The interview – part of the research

Oral history sees personal experience as an important resource in the study of social life as well as in the analysis of the relationship between the individual and society. The sources for research are oral history and life-story interviews.

Here are some tips for how to conduct a biographical – oral history or life-story – study and how, as an interviewer, to trigger/suggest a memory story.

Oral history or life-story?

The terms oral history and life-story interview seem similar and are sometimes used interchangeably. However, there are differences between the two types of biographical interview.

The purpose of a life-story interview is to encourage people to tell the story of their lives. Here, the narrator has a much bigger role to play. The arrangement, sequence and accent of the events depend on the narrator. The life story reveals the narrator’s personality in the way he/she weaves life events into a plot.

An oral history (OH) interview consists of a fully or partially structured conversation about a specific experience. However, the focus of an OH interview is not to elicit answers to questions, but instead to obtain a detailed narrative rooted in personal experience.

The choice between a life story or an oral history interview is determined by the aim of the research: the reconstruction of past events or a specific situation, or life story as a reflection of personality.

The person interviewed is usually called the narrator, performer or author, because each narrator recreates his or her life story in the interview and is thus its author.

To hear both a story about a specific experience and gain a deeper insight into the narrator’s personality, both approaches may be combined – from life-story interview to oral history and vice versa. However, the interviewer must be able to react to changes in the situation or story. For example, when faced with a very talkative or, on the contrary, uncommunicative person, the interviewer may have to adjust his or her tactics and also the time allotted for the interview. In both cases, one must be able to adapt to the situation.

Incentives for conducting a biographical interview:

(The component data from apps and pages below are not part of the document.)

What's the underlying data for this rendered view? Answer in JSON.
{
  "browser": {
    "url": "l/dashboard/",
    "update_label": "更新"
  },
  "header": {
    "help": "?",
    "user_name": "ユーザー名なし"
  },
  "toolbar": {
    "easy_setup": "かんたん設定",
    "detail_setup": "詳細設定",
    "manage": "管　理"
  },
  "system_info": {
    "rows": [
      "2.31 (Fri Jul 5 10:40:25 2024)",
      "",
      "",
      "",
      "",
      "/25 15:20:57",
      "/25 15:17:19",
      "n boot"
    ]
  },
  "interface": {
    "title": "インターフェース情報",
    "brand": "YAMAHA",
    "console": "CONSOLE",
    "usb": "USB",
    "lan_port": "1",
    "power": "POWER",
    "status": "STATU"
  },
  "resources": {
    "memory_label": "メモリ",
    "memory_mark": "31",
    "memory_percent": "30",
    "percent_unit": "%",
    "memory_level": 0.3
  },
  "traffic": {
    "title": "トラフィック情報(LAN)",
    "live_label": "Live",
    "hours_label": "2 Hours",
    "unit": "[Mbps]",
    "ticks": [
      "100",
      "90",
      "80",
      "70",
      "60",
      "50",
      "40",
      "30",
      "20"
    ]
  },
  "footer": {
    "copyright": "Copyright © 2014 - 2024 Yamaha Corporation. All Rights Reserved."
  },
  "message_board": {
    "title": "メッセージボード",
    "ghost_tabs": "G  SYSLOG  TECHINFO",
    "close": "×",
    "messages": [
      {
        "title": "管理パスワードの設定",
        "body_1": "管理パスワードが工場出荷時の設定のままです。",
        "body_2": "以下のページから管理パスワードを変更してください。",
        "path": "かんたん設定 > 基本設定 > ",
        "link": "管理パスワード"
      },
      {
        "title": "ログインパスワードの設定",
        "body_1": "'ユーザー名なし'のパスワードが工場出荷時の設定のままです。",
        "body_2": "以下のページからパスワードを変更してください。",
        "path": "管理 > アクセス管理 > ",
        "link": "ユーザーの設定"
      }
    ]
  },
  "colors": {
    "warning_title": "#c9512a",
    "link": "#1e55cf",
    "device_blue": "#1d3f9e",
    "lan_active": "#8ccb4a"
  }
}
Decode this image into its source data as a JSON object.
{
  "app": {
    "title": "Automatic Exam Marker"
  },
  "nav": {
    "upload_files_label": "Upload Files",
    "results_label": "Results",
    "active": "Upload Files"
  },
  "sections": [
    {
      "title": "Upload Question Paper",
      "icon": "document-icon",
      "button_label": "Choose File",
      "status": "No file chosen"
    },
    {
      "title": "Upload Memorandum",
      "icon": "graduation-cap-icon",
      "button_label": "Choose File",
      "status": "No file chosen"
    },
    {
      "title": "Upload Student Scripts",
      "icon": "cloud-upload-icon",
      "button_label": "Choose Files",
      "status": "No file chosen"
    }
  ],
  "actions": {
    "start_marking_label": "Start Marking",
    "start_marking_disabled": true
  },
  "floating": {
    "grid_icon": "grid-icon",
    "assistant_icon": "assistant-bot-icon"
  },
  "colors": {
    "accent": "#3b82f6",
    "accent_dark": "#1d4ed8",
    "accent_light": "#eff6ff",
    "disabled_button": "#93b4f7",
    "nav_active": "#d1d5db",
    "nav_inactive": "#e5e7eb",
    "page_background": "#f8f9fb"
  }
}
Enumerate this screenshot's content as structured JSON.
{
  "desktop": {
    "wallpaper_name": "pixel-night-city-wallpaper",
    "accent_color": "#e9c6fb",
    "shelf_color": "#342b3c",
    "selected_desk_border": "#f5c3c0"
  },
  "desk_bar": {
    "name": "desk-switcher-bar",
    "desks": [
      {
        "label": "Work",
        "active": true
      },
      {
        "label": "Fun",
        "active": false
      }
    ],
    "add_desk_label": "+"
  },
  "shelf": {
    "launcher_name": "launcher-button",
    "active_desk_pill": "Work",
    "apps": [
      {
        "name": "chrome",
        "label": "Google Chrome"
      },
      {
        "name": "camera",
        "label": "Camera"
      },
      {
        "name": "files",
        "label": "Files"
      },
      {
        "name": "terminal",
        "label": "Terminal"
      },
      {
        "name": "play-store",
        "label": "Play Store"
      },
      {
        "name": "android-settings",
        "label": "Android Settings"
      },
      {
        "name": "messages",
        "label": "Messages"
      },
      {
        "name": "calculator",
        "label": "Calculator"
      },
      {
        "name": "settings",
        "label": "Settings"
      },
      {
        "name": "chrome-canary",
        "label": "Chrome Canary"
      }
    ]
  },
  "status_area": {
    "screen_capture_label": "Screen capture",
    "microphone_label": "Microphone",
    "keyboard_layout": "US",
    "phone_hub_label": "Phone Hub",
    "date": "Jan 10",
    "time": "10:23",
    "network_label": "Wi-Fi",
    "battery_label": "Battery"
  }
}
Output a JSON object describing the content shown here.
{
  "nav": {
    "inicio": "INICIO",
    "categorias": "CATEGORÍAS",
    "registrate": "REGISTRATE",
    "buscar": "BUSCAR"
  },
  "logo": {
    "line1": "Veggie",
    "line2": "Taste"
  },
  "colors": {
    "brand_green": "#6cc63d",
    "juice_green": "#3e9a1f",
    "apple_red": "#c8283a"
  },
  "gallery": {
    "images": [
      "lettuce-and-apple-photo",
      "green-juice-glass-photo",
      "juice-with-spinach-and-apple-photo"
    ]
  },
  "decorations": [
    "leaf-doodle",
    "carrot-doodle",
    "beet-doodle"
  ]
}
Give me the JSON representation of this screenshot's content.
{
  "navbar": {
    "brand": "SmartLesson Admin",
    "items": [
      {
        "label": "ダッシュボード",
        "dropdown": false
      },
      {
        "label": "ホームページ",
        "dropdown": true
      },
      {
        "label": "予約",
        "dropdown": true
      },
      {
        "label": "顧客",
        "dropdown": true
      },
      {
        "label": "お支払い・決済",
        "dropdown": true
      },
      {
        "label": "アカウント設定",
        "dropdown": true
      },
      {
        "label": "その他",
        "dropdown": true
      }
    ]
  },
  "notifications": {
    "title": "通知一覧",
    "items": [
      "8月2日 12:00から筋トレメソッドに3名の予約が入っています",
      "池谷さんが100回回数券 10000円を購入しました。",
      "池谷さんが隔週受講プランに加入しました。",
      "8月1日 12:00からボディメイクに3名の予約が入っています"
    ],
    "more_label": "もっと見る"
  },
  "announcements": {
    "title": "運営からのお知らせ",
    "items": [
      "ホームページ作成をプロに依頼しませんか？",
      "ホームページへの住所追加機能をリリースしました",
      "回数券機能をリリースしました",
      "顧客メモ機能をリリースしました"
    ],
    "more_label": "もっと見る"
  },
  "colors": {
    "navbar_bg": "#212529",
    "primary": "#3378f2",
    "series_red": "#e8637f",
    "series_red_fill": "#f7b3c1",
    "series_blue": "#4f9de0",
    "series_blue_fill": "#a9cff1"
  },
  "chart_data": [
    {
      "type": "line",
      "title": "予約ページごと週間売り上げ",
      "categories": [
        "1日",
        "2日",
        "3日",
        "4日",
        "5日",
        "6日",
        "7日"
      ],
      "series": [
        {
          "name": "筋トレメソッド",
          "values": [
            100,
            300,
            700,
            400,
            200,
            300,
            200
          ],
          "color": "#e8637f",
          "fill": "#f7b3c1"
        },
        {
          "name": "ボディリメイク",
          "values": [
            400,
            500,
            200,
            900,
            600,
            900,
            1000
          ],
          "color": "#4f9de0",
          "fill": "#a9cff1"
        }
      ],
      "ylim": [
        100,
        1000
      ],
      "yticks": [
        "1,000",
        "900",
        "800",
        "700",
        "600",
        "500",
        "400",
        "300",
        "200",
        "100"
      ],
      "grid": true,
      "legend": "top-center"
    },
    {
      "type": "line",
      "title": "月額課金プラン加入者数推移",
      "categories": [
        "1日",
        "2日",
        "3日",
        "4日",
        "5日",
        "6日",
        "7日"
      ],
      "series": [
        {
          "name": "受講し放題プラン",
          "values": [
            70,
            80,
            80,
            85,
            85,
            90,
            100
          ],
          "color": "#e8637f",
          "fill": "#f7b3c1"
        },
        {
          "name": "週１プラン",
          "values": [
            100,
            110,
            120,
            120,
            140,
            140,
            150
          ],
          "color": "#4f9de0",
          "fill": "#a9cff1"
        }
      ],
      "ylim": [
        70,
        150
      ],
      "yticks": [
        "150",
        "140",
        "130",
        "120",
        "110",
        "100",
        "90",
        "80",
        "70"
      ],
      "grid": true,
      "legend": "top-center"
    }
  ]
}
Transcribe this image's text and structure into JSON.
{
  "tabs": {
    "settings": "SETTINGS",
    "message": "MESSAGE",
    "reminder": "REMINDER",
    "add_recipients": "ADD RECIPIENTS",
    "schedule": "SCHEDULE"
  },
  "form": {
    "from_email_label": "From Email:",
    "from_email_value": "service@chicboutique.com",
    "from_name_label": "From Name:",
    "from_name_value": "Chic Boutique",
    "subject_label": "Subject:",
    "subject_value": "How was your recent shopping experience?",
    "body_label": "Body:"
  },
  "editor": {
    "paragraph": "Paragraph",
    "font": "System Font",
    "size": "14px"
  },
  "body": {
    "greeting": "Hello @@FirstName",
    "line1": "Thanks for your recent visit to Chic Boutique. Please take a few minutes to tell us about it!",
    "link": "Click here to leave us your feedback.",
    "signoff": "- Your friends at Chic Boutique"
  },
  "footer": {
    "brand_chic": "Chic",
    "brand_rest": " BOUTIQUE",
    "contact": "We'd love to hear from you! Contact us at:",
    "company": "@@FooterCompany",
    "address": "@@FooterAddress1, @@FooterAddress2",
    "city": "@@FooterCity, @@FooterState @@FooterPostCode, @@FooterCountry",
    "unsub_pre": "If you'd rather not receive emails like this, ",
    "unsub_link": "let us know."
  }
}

  • a person with unique experience
  • a good narrator
  • a remarkable, creative personality
  • a witness to specific events
  • any person, if you want to find out about individual aspects of social life

In oral history, the narrator is chosen based on the narrator’s specific experiences.